_Problem_.
Below is a block of records; please copy all of them exactly.

_Records for the exercise_.
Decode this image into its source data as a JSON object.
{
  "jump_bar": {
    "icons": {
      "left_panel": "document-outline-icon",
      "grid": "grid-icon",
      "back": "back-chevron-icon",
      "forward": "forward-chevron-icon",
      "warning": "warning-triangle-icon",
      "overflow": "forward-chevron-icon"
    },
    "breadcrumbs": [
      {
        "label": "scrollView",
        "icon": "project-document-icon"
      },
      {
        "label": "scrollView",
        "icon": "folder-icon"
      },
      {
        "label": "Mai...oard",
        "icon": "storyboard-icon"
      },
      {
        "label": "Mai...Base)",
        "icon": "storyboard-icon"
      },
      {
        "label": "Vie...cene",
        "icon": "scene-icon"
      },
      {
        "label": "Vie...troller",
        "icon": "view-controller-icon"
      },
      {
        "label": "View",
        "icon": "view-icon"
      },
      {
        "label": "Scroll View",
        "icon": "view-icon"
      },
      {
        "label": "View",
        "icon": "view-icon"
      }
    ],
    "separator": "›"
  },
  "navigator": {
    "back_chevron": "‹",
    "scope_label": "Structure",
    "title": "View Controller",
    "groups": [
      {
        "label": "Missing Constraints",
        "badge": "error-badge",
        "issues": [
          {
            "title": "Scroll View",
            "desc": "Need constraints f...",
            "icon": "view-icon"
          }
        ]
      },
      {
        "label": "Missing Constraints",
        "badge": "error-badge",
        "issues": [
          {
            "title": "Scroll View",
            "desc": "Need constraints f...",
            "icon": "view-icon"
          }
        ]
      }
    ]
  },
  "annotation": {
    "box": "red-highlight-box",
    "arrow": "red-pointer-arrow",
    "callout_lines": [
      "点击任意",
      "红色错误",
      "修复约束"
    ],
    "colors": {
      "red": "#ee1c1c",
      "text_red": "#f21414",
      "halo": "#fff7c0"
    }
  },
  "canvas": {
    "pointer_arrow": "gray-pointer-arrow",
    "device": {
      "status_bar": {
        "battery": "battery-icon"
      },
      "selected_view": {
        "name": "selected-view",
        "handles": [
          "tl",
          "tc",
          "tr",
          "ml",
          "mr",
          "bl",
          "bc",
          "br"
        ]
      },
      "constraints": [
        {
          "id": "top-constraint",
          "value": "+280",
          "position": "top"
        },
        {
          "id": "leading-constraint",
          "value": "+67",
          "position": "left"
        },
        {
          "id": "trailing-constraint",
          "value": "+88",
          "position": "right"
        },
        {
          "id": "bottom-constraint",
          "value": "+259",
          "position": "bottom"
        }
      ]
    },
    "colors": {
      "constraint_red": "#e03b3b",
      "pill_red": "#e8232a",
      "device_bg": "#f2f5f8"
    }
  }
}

_Completed exercise_.
Decode this image into its source data as a JSON object.
{
  "jump_bar": {
    "icons": {
      "left_panel": "document-outline-icon",
      "grid": "grid-icon",
      "back": "back-chevron-icon",
      "forward": "forward-chevron-icon",
      "warning": "warning-triangle-icon",
      "overflow": "forward-chevron-icon"
    },
    "breadcrumbs": [
      {
        "label": "scrollView",
        "icon": "project-document-icon"
      },
      {
        "label": "scrollView",
        "icon": "folder-icon"
      },
      {
        "label": "Mai...oard",
        "icon": "storyboard-icon"
      },
      {
        "label": "Mai...Base)",
        "icon": "storyboard-icon"
      },
      {
        "label": "Vie...cene",
        "icon": "scene-icon"
      },
      {
        "label": "Vie...troller",
        "icon": "view-controller-icon"
      },
      {
        "label": "View",
        "icon": "view-icon"
      },
      {
        "label": "Scroll View",
        "icon": "view-icon"
      },
      {
        "label": "View",
        "icon": "view-icon"
      }
    ],
    "separator": "›"
  },
  "navigator": {
    "back_chevron": "‹",
    "scope_label": "Structure",
    "title": "View Controller",
    "groups": [
      {
        "label": "Missing Constraints",
        "badge": "error-badge",
        "issues": [
          {
            "title": "Scroll View",
            "desc": "Need constraints f...",
            "icon": "view-icon"
          }
        ]
      },
      {
        "label": "Missing Constraints",
        "badge": "error-badge",
        "issues": [
          {
            "title": "Scroll View",
            "desc": "Need constraints f...",
            "icon": "view-icon"
          }
        ]
      }
    ]
  },
  "annotation": {
    "box": "red-highlight-box",
    "arrow": "red-pointer-arrow",
    "callout_lines": [
      "点击任意",
      "红色错误",
      "修复约束"
    ],
    "colors": {
      "red": "#ee1c1c",
      "text_red": "#f21414",
      "halo": "#fff7c0"
    }
  },
  "canvas": {
    "pointer_arrow": "gray-pointer-arrow",
    "device": {
      "status_bar": {
        "battery": "battery-icon"
      },
      "selected_view": {
        "name": "selected-view",
        "handles": [
          "tl",
          "tc",
          "tr",
          "ml",
          "mr",
          "bl",
          "bc",
          "br"
        ]
      },
      "constraints": [
        {
          "id": "top-constraint",
          "value": "+280",
          "position": "top"
        },
        {
          "id": "leading-constraint",
          "value": "+67",
          "position": "left"
        },
        {
          "id": "trailing-constraint",
          "value": "+88",
          "position": "right"
        },
        {
          "id": "bottom-constraint",
          "value": "+259",
          "position": "bottom"
        }
      ]
    },
    "colors": {
      "constraint_red": "#e03b3b",
      "pill_red": "#e8232a",
      "device_bg": "#f2f5f8"
    }
  }
}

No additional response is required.